In the midst of a global pandemic, hand sanitizers are in high demand. Sunbee’s competitive advantage is its all-natural ingredient list featuring 100 per cent organic aloe vera and a combination of essential oils rich in antioxidants and natural cleansing powers, known to moisturize and protect the skin against harmful organisms. The company’s travel size spray is popular to disinfect vehicles and other close surroundings.
“We’ve been servicing a number medical and dental offices and are keen to expand to the C&G industry,” says Teschl. “Our products come in light scents such as vanilla, citrus and tropical in 100ml individual use and one gallon refill jugs, which make them ideal for convenient retail sales, and profit margins can range from 15 to 30 per cent depending on volume.”
Customers will take comfort in seeing staff and suppliers follow regular cleaning and sanitization schedules, that face masks are being worn, social distancing measures are practiced, hand sanitizers are readily available and hygiene shields are in place at checkout to protect everyone’s health and wellness.

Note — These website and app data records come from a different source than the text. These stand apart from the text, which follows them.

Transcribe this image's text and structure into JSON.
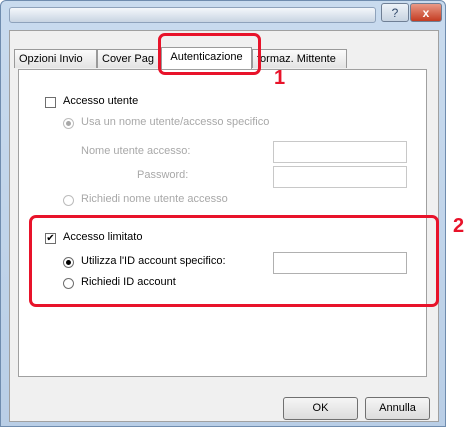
{
  "window": {
    "help_label": "?",
    "close_label": "x"
  },
  "tabs": [
    {
      "label": "Opzioni Invio"
    },
    {
      "label": "Cover Pag"
    },
    {
      "label": "Autenticazione"
    },
    {
      "label": "formaz. Mittente"
    }
  ],
  "user_access": {
    "checkbox_label": "Accesso utente",
    "checked": false,
    "radio_specific_label": "Usa un nome utente/accesso specifico",
    "username_label": "Nome utente accesso:",
    "username_value": "",
    "password_label": "Password:",
    "password_value": "",
    "radio_ask_label": "Richiedi nome utente accesso"
  },
  "limited_access": {
    "checkbox_label": "Accesso limitato",
    "checked": true,
    "radio_specific_label": "Utilizza l'ID account specifico:",
    "account_id_value": "",
    "radio_ask_label": "Richiedi ID account"
  },
  "buttons": {
    "ok_label": "OK",
    "cancel_label": "Annulla"
  },
  "annotations": {
    "step1": "1",
    "step2": "2",
    "color": "#e8132a"
  }
}
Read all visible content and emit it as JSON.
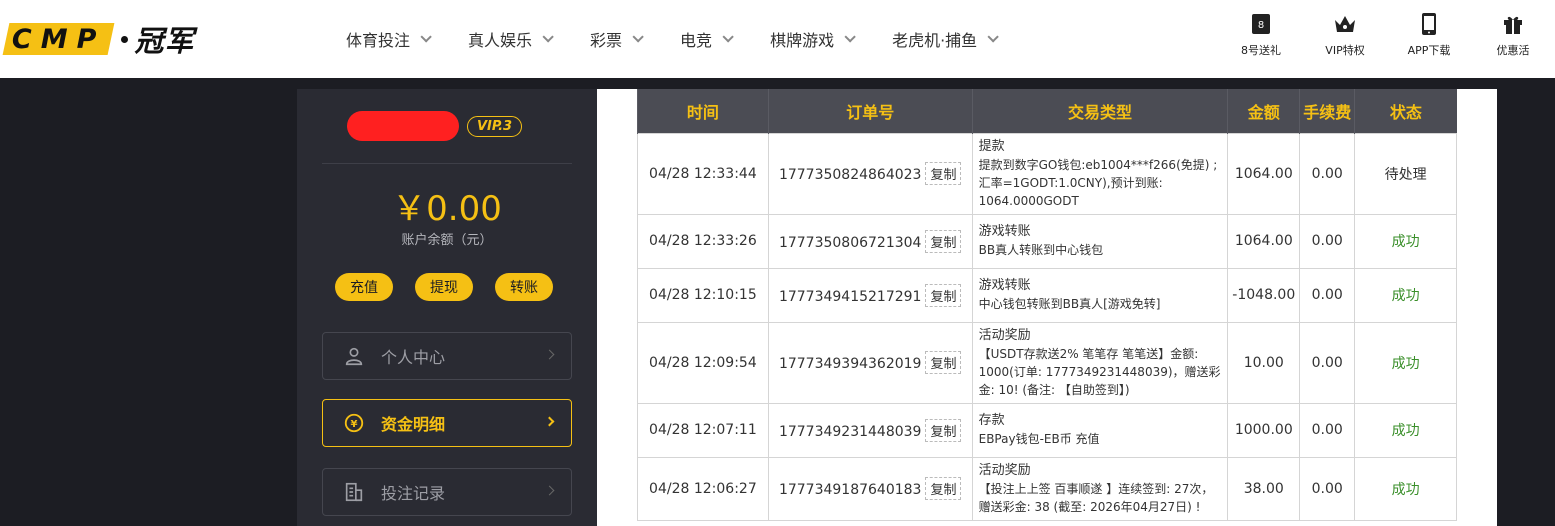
{
  "header": {
    "logo_latin": "CMP",
    "logo_cn": "冠军",
    "nav": [
      {
        "label": "体育投注"
      },
      {
        "label": "真人娱乐"
      },
      {
        "label": "彩票"
      },
      {
        "label": "电竞"
      },
      {
        "label": "棋牌游戏"
      },
      {
        "label": "老虎机·捕鱼"
      }
    ],
    "right": [
      {
        "label": "8号送礼",
        "icon": "ticket-icon"
      },
      {
        "label": "VIP特权",
        "icon": "crown-icon"
      },
      {
        "label": "APP下载",
        "icon": "phone-icon"
      },
      {
        "label": "优惠活",
        "icon": "gift-icon"
      }
    ]
  },
  "sidebar": {
    "vip": "VIP.3",
    "balance": "￥0.00",
    "balance_label": "账户余额（元）",
    "buttons": {
      "deposit": "充值",
      "withdraw": "提现",
      "transfer": "转账"
    },
    "menu": [
      {
        "label": "个人中心",
        "icon": "user-icon"
      },
      {
        "label": "资金明细",
        "icon": "yen-coin-icon"
      },
      {
        "label": "投注记录",
        "icon": "bet-record-icon"
      }
    ]
  },
  "table": {
    "headers": [
      "时间",
      "订单号",
      "交易类型",
      "金额",
      "手续费",
      "状态"
    ],
    "copy_label": "复制",
    "rows": [
      {
        "time": "04/28 12:33:44",
        "order": "1777350824864023",
        "type": "提款",
        "desc": "提款到数字GO钱包:eb1004***f266(免提) ;汇率=1GODT:1.0CNY),预计到账: 1064.0000GODT",
        "amount": "1064.00",
        "fee": "0.00",
        "status": "待处理"
      },
      {
        "time": "04/28 12:33:26",
        "order": "1777350806721304",
        "type": "游戏转账",
        "desc": "BB真人转账到中心钱包",
        "amount": "1064.00",
        "fee": "0.00",
        "status": "成功"
      },
      {
        "time": "04/28 12:10:15",
        "order": "1777349415217291",
        "type": "游戏转账",
        "desc": "中心钱包转账到BB真人[游戏免转]",
        "amount": "-1048.00",
        "fee": "0.00",
        "status": "成功"
      },
      {
        "time": "04/28 12:09:54",
        "order": "1777349394362019",
        "type": "活动奖励",
        "desc": "【USDT存款送2% 笔笔存 笔笔送】金额: 1000(订单: 1777349231448039)，赠送彩金: 10! (备注: 【自助签到】)",
        "amount": "10.00",
        "fee": "0.00",
        "status": "成功"
      },
      {
        "time": "04/28 12:07:11",
        "order": "1777349231448039",
        "type": "存款",
        "desc": "EBPay钱包-EB币 充值",
        "amount": "1000.00",
        "fee": "0.00",
        "status": "成功"
      },
      {
        "time": "04/28 12:06:27",
        "order": "1777349187640183",
        "type": "活动奖励",
        "desc": "【投注上上签 百事顺遂 】连续签到: 27次，赠送彩金: 38 (截至: 2026年04月27日) !",
        "amount": "38.00",
        "fee": "0.00",
        "status": "成功"
      }
    ]
  },
  "colors": {
    "accent": "#f5c014",
    "success": "#3a8f2a",
    "dark": "#1c1d23"
  }
}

Communication & Community Service
C-store foodservice trends, such as takeout, meal kits and food delivery are likely to continue beyond this pandemic. A shift in hours of operation to ensure proper cleaning routines is also quite likely to continue. Communicating this information to your customers are important efforts to build trust and loyalty.
Posters at the pump can draw customers back in store and help increase sales. Posters can also serve as a reminder of safety measures, such as proper handwashing practices and social distancing guidelines. Posting information that promotes truth and transparency with your location’s cleaning practices might also help instill confidence with your customers.
Beyond in-store signage and posters at the gas pump, many c-stores are leveraging social media as a means of communication with customers. A business Facebook page will allow you to post foodservice photos and features, as well as answer questions and respond to reviews. Leveraging social media on a regular basis will serve as a reliable communications tool that customers can use to re-view menus, call-ahead any orders or work with third-party delivery services.
Social media is often used to promote goodwill efforts as well. Parkland leveraged their company’s social media channels to communicate the good work they were doing for first responders and Food Banks Canada. In an effort to thank first responders and truck drivers who kept the supply chain moving, Parkland offered significant discounts on fuel and meal replacement items. The company also partnered with Food Banks Canada in supporting their delivery needs with fuel supply by way of gas cards and healthy snacks for their emergency food hamper program.
Sunbee’s hand sanitizers are also available for charitable fundraisers with personalized branding options and volume discounts.
This pandemic has not only raised awareness and a greater sense of appreciation for essential services, but it has also encouraged compassion and empathy and a commitment to giving to those in need.
Meline Beach is a Toronto-based communications practitioner and frequent contributor to Convenience & Carwash Canada. In addition to freelance writing, Meline provides communications and public relations support to businesses across Canada. She can be reached at www.mlbcomms.ca